— Website? “slam.canoe.ca.”
— Order from Tim Hortons? “Turkey bacon club, no honey mustard, add Tim’s sauce and cheese, toasted on a whole wheat bun plus either a chocolate glaze or honey cruller.”
— Vacation destination? “What’s a vacation?? Curling takes all my holiday days. My last hot vacation was Mexico 11 years ago, so let’s go with Mexico.”
— Junk food? “Pretty much anything chocolate; just finished a bag of peanut M&M’s.”
Do you have any pet peeves?
“Bad drivers, especially the ones who drive side by side on a two-lane street doing under the speed limit. Grrr.”
Person who had the most influence on your curling career. And why?
“My dad Rick. I spent a lot of my youth watching him curl. Shortly after moving from Saskatoon to Kelowna I got to watch him at the 1989 Brier back in Saskatoon and I have wanted to play at the highest level since then. He always supported my curling endeavors without ever pressuring me into the sport.”
First thing on your Bucket List?

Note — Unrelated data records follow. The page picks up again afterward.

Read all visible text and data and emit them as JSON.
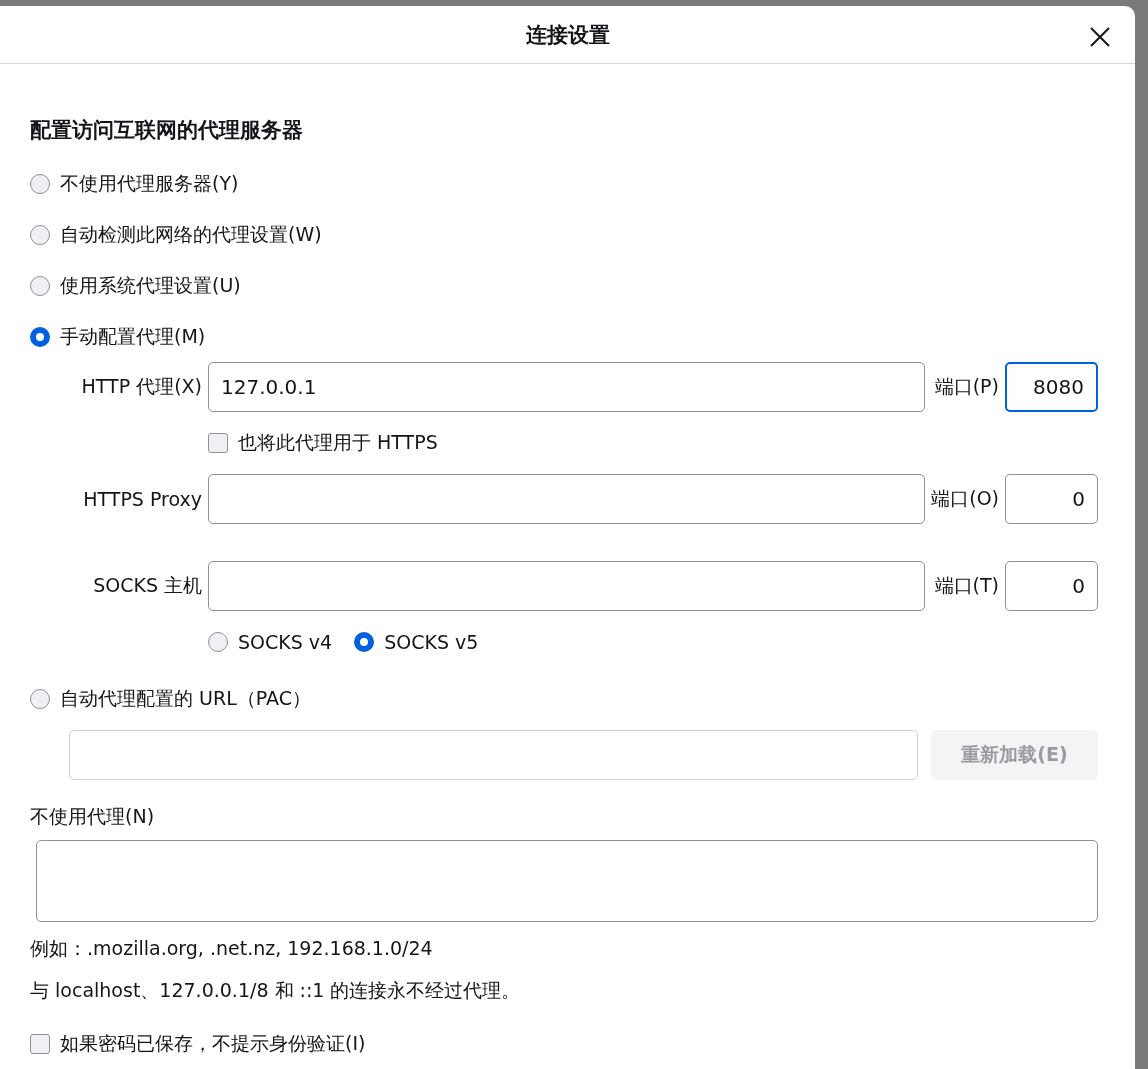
{
  "dialog": {
    "title": "连接设置"
  },
  "section_heading": "配置访问互联网的代理服务器",
  "proxy_modes": [
    {
      "kind": "none",
      "label": "不使用代理服务器(Y)",
      "selected": false
    },
    {
      "kind": "auto_detect",
      "label": "自动检测此网络的代理设置(W)",
      "selected": false
    },
    {
      "kind": "system",
      "label": "使用系统代理设置(U)",
      "selected": false
    },
    {
      "kind": "manual",
      "label": "手动配置代理(M)",
      "selected": true
    },
    {
      "kind": "pac",
      "label": "自动代理配置的 URL（PAC）",
      "selected": false
    }
  ],
  "manual": {
    "http": {
      "label": "HTTP 代理(X)",
      "value": "127.0.0.1",
      "port_label": "端口(P)",
      "port_value": "8080",
      "port_focused": true
    },
    "also_https": {
      "label": "也将此代理用于 HTTPS",
      "checked": false
    },
    "https": {
      "label": "HTTPS Proxy",
      "port_label": "端口(O)",
      "port_value": "0",
      "port_focused": false
    },
    "socks": {
      "label": "SOCKS 主机",
      "port_label": "端口(T)",
      "port_value": "0",
      "port_focused": false
    },
    "socks_versions": [
      {
        "label": "SOCKS v4",
        "selected": false
      },
      {
        "label": "SOCKS v5",
        "selected": true
      }
    ]
  },
  "pac": {
    "reload_button": {
      "label": "重新加载(E)",
      "disabled": true
    }
  },
  "no_proxy": {
    "label": "不使用代理(N)"
  },
  "example_text": "例如：.mozilla.org, .net.nz, 192.168.1.0/24",
  "note_text": "与 localhost、127.0.0.1/8 和 ::1 的连接永不经过代理。",
  "auth_checkbox": {
    "label": "如果密码已保存，不提示身份验证(I)",
    "checked": false
  }
}
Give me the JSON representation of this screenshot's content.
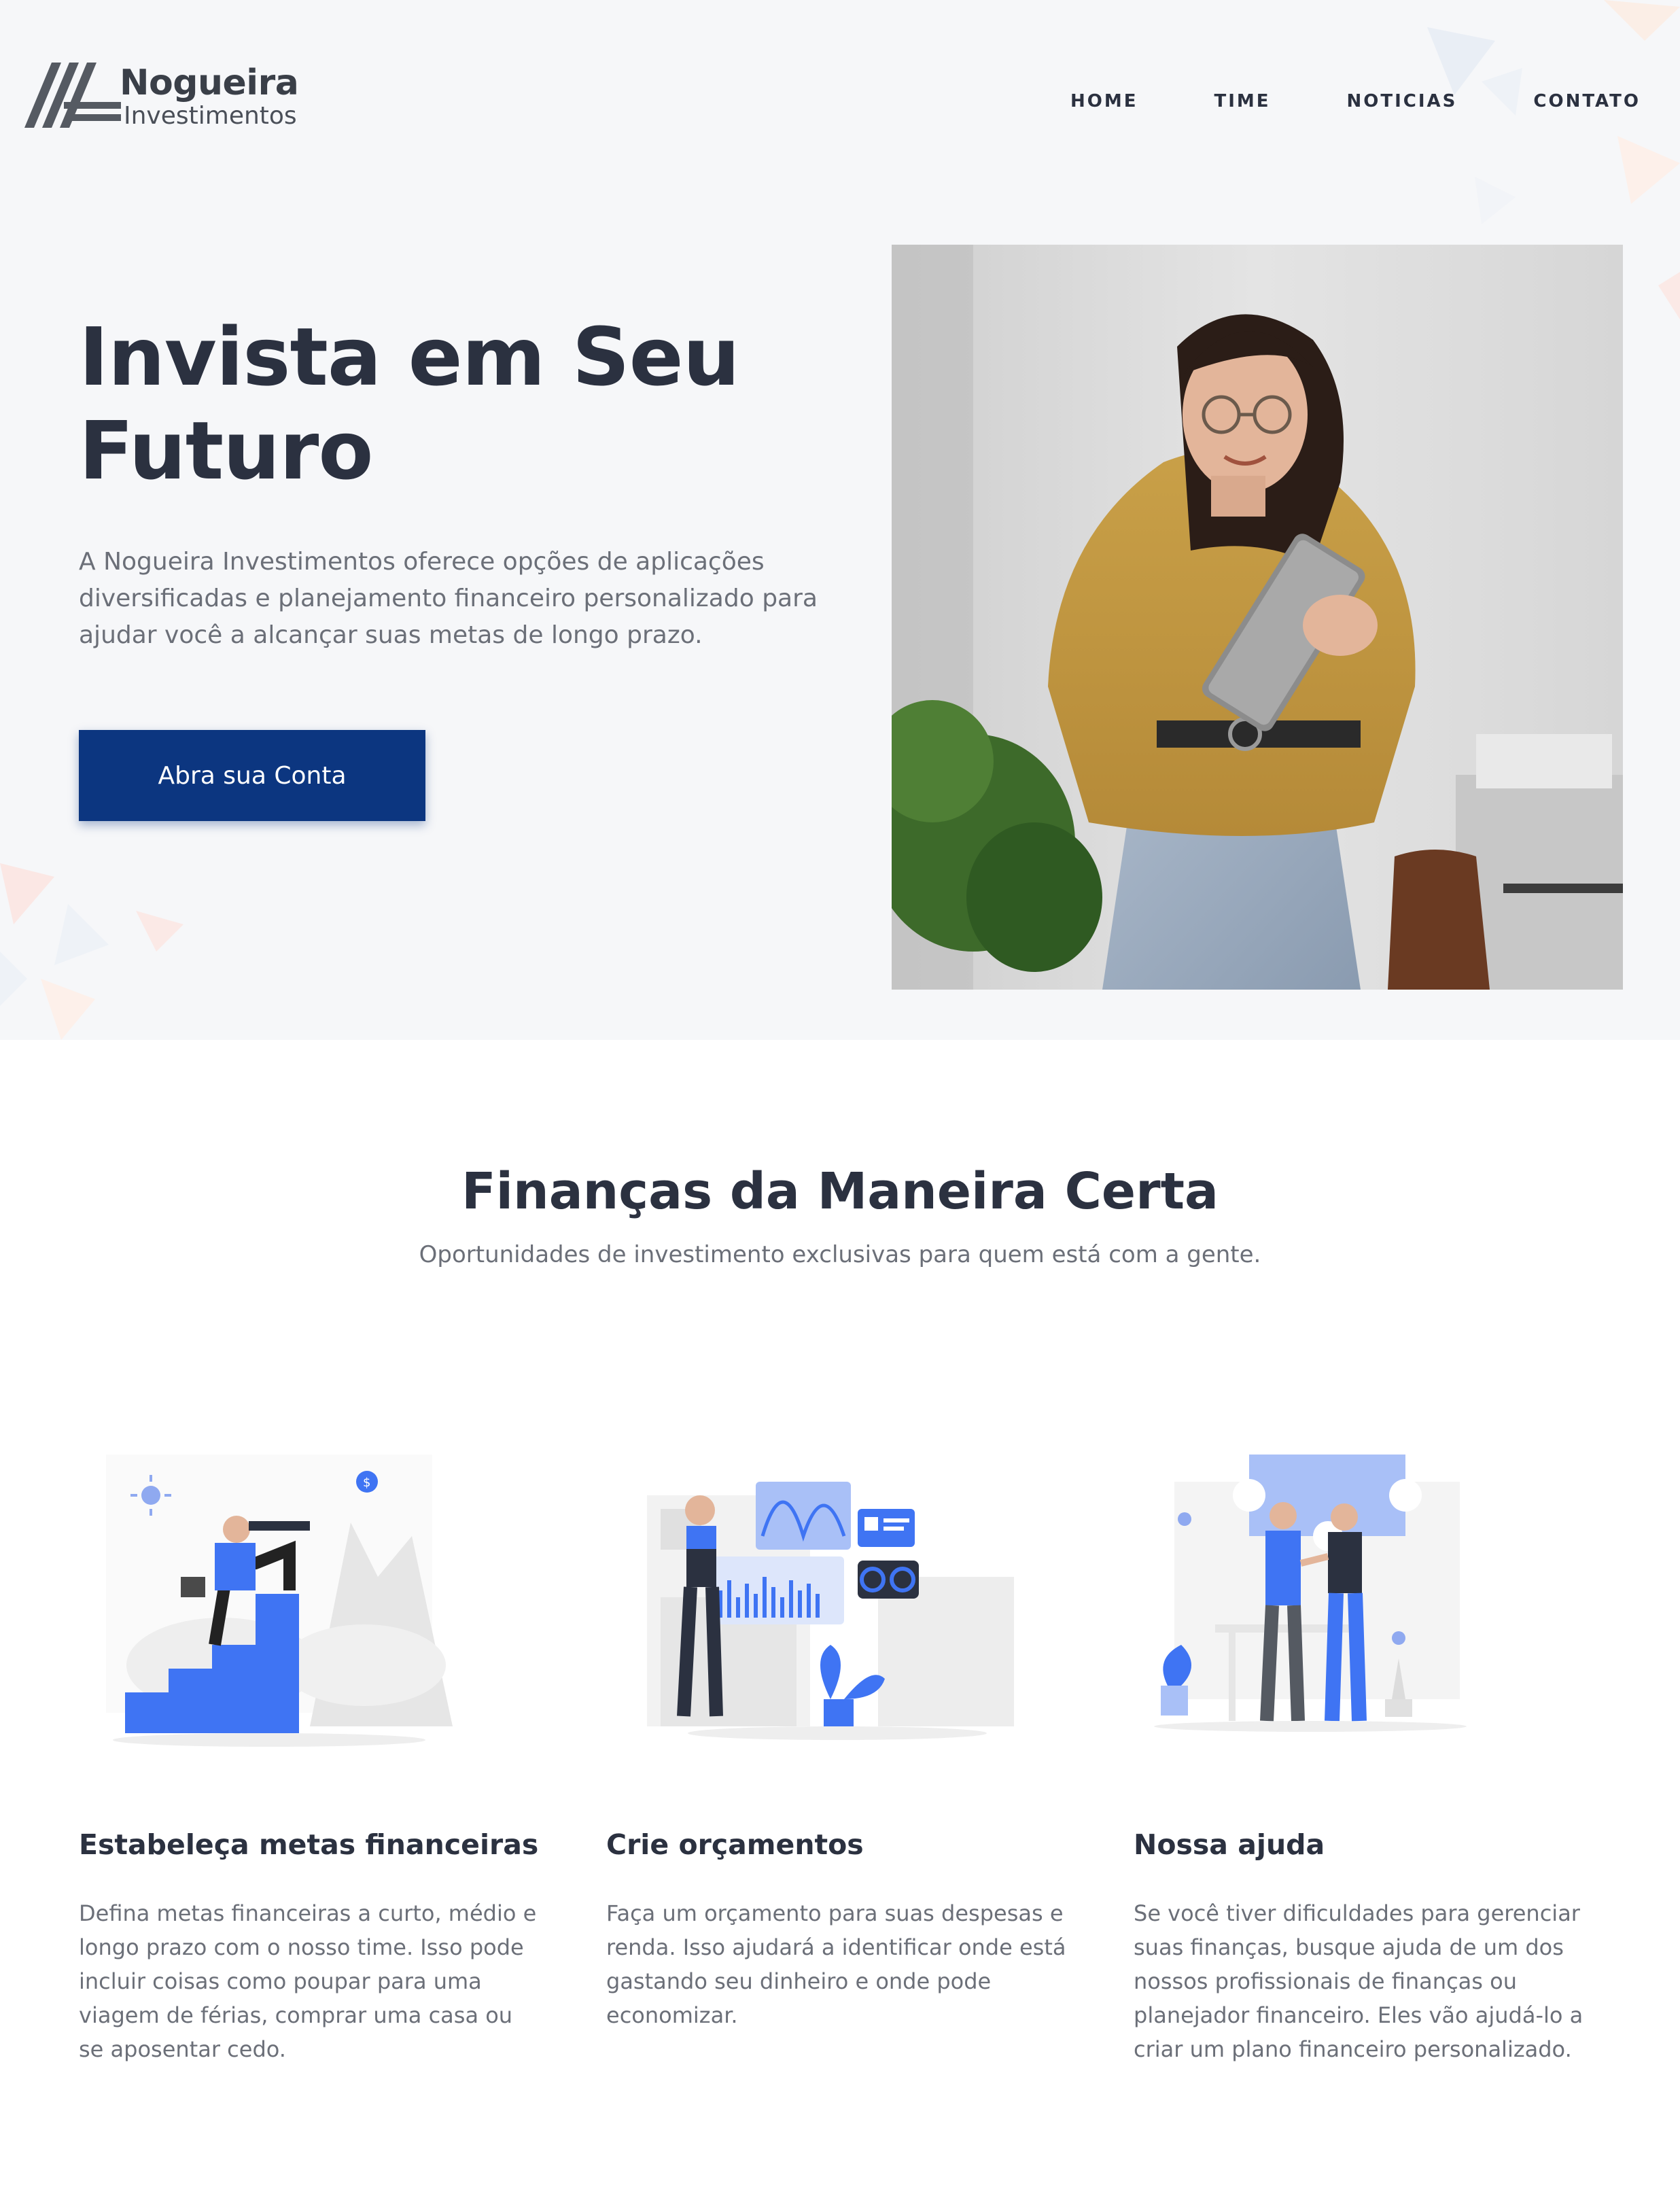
{
  "brand": {
    "name": "Nogueira",
    "subtitle": "Investimentos"
  },
  "nav": {
    "items": [
      "HOME",
      "TIME",
      "NOTICIAS",
      "CONTATO"
    ]
  },
  "hero": {
    "title": "Invista em Seu Futuro",
    "description": "A Nogueira Investimentos oferece opções de aplicações diversificadas e planejamento financeiro personalizado para ajudar você a alcançar suas metas de longo prazo.",
    "cta_label": "Abra sua Conta"
  },
  "section": {
    "title": "Finanças da Maneira Certa",
    "subtitle": "Oportunidades de investimento exclusivas para quem está com a gente."
  },
  "features": [
    {
      "title": "Estabeleça metas financeiras",
      "text": "Defina metas financeiras a curto, médio e longo prazo com o nosso time. Isso pode incluir coisas como poupar para uma viagem de férias, comprar uma casa ou se aposentar cedo."
    },
    {
      "title": "Crie orçamentos",
      "text": "Faça um orçamento para suas despesas e renda. Isso ajudará a identificar onde está gastando seu dinheiro e onde pode economizar."
    },
    {
      "title": "Nossa ajuda",
      "text": "Se você tiver dificuldades para gerenciar suas finanças, busque ajuda de um dos nossos profissionais de finanças ou planejador financeiro. Eles vão ajudá-lo a criar um plano financeiro personalizado."
    }
  ],
  "colors": {
    "accent": "#0c3680",
    "illustration_blue": "#3f74f3",
    "heading": "#2b3140",
    "body_text": "#6b6f78",
    "hero_bg": "#f6f7f9"
  }
}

“Go on a hot vacation finally!!!”
Favourite pastime between draws at cashspiels?
“After eating, it is a toss-up between napping and reading — exciting, I know.”
Mixed doubles in the Olympics — thumbs up? Thumbs down? And why?
“Thumbs up for the fact that it gets more curling exposure and opportunity to go to the Olympics. I have never tried it but I think it looks kinda goofy with having to get up and sweep your own rock, so why not just full squad mixed?”
One thing most people don’t know about you?
“I am very competitive — so much so that I quit golf at one point when my little sister starting beating me (in fairness she was pretty darn good and did end up with a full-ride scholarship in the U.S.)”
Your ideal shot to win an Olympic gold medal:
“As a third, I guess I am most likely to be in the house calling line for Jim’s draw to the button. If I am throwing a shot for the win as a third, it is a double-takeout to run the opposition out of rocks.”